“You have to withdraw the actual dollar bills, because we already have plenty of dollar coins and no one even knows what they are,” Wartenberg told AOL News. “They don’t use them and people refuse to accept them.”

We’ve been through this before. I don’t know about you, but I carry dollar bills in my wallet. I carry coins in my pocket. I’d rather have a walletful of bills than a pocketful of coins – the latter is annoying and can make you feel heavy if you have too many of them. Nobody gives dollar coins in change, and vending machines have long accepted bills. The savings from ditching the greenback are quite modest. Why is anyone still pursuing this? The Express News sums it up nicely.

I do have one alternate suggestion, to balance Americans’ love of the paper dollar with the desire to save a bit on printing costs: Why not print more $2 bills? You only need half as many of them, after all. I also happen to have a pair of deuces in my wallet, both of them Series 1995. It’s a win-win! More here.

Slowdown at the Mint

They’re not making as many coins as they used to.

As falls the economy, so falls the jingle of coinmaking at the U.S. Mint.

Production at the federal government’s coin factory in Denver fell a sharp 26 percent in 2008 from the previous year, contributing to a national output decline of 30 percent.

Mint officials said the drop is a direct reflection of the plunging economy and the resulting fall in cash-register transactions that require merchants to provide change.

“Coin demand is definitely affected by economic activity,” said Greg Hernandez, acting director of public affairs in Washington for the U.S. Mint.

“Banks are not ordering as many coins as they were,” he said. “If local banks are not getting orders from local merchants, it’s going to affect Mint production.”

The U.S. Mint in 2008 produced 10.1 billion general-circulation coins, the fewest in at least 10 years.


Part of the coin-production decline stems from diminishing consumer interest in collecting quarters issued for each of the 50 states — a phenomenon that had ramped up the minting of quarters to a record level in 2000.

And some analysts say increasing use of credit and debit cards, and other electronic transactions, has played a role in reduced demand for coins and currency.

But economic conditions are believed to be the biggest factor.

“If people are just buying fewer things and there are fewer transactions, that will have an effect” on the demand for cash, said Dennis Stansbury, assistant vice president for cash operations at the Denver branch of the Federal Reserve Bank of Kansas City.

That makes sense, though I admit it’s not something I ever would have thought of. Learn something new every day.
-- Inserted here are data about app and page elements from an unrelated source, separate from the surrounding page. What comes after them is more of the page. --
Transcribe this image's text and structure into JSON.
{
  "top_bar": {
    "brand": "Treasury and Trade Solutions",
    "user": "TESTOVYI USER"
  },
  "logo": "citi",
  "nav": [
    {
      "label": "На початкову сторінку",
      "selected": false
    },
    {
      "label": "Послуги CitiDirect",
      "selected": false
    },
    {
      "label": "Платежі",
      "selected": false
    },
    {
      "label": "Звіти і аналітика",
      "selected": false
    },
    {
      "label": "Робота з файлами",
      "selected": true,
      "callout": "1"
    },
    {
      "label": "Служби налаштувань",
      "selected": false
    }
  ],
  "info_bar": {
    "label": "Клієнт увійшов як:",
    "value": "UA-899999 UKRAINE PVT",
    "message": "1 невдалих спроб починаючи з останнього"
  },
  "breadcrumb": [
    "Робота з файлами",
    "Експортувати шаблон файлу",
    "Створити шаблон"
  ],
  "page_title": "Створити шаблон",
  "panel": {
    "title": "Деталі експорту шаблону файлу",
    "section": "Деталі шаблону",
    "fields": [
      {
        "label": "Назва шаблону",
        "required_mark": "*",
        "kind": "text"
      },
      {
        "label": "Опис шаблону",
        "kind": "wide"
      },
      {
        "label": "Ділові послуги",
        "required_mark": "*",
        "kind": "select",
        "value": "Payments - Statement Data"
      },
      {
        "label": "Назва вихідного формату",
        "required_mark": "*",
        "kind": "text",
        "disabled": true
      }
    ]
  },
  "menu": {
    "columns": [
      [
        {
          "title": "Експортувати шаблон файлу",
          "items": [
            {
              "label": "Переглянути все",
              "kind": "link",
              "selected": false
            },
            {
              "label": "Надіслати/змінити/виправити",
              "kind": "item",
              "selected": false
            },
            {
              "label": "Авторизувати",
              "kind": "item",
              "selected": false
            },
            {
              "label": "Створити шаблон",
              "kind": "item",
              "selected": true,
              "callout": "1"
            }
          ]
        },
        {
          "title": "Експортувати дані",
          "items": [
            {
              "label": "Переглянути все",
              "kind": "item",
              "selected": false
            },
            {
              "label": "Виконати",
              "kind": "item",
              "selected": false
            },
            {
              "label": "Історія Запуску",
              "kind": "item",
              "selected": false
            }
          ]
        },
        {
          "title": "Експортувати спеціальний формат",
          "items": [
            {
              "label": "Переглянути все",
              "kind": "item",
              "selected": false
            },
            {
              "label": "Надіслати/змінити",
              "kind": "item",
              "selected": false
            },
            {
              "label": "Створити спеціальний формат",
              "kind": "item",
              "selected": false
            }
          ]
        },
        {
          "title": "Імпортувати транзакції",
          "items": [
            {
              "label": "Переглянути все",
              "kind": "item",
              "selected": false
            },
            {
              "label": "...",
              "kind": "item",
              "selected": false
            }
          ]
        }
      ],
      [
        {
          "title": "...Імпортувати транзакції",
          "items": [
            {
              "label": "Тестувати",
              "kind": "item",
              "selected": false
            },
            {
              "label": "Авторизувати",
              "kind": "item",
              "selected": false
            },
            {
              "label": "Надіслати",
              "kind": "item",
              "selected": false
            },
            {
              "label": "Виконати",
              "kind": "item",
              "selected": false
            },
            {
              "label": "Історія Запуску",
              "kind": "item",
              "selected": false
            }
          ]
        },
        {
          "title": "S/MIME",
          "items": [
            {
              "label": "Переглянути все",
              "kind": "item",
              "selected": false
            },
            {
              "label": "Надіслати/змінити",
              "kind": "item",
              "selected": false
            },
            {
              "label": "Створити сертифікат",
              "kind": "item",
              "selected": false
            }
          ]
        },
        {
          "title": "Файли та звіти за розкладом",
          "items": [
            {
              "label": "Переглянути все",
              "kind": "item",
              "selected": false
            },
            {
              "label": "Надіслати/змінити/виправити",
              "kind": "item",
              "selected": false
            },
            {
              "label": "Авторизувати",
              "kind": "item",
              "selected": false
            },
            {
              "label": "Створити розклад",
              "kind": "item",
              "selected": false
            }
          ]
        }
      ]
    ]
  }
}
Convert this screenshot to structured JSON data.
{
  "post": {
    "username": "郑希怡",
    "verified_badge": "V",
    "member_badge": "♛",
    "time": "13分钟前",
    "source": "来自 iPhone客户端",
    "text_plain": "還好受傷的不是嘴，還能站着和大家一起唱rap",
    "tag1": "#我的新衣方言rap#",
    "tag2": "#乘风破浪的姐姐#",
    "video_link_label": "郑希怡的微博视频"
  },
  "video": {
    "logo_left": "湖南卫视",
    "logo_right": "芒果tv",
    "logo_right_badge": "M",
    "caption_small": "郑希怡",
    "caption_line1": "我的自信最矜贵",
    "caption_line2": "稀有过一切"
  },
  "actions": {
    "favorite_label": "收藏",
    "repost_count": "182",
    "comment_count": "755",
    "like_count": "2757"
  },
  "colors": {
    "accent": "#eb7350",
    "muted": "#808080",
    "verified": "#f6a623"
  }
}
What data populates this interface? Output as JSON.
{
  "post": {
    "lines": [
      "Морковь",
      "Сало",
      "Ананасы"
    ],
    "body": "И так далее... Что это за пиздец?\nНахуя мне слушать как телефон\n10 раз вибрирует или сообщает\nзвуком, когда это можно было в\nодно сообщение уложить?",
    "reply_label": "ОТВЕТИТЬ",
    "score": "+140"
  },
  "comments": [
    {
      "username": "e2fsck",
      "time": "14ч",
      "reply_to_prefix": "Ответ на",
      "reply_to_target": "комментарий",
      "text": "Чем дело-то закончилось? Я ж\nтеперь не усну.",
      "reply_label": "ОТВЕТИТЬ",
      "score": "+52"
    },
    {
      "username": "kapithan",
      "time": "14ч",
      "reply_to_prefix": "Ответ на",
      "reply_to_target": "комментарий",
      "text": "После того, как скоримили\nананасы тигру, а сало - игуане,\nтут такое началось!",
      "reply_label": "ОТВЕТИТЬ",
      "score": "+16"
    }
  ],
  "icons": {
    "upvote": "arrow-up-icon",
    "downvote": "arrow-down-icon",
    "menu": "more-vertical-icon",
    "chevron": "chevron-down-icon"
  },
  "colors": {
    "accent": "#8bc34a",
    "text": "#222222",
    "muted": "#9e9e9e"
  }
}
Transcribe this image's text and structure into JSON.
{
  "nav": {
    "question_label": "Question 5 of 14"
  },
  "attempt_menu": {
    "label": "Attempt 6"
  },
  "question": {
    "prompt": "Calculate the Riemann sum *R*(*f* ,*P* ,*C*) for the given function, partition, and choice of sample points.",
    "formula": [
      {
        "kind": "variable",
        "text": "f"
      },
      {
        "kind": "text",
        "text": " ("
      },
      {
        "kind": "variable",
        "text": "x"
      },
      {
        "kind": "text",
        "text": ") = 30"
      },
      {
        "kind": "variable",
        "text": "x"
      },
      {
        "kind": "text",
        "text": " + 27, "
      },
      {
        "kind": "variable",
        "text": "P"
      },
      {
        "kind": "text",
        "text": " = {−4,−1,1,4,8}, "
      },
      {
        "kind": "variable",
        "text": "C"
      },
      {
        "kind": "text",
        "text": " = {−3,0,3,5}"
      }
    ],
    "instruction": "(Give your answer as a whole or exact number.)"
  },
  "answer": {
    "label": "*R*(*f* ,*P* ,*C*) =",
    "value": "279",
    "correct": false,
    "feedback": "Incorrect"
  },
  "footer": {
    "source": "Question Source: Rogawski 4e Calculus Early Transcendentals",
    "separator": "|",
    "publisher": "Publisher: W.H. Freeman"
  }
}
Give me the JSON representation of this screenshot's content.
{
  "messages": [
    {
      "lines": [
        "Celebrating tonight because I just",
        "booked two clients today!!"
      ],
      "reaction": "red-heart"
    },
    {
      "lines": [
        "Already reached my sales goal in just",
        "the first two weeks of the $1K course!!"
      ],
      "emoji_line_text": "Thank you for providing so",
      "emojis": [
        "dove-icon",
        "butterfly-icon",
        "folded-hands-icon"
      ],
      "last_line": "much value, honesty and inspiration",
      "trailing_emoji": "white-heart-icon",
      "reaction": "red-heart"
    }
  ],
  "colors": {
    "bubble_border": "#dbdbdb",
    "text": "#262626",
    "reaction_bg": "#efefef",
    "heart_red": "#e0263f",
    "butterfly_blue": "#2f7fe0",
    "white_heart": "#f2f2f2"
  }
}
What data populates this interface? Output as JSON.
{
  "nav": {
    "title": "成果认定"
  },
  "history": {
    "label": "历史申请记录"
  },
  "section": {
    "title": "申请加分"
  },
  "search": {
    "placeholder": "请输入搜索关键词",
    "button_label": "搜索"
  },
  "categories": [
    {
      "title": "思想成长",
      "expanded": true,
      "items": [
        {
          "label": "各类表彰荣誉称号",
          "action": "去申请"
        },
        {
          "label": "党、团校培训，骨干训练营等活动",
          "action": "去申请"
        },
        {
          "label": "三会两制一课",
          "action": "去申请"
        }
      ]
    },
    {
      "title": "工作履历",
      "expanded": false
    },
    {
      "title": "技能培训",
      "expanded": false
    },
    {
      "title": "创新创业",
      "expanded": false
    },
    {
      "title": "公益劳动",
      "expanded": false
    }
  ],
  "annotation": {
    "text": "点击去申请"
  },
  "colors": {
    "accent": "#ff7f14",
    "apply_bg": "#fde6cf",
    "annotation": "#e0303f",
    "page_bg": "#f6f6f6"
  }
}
Mint officials said they expect production of at least one coin type — the relatively new U.S. presidential $1 coin — to increase as the government conducts a marketing push for merchant and consumer acceptance of the coin.

It’s been more than a year, and I’ve still never seen one of these coins. Maybe some day.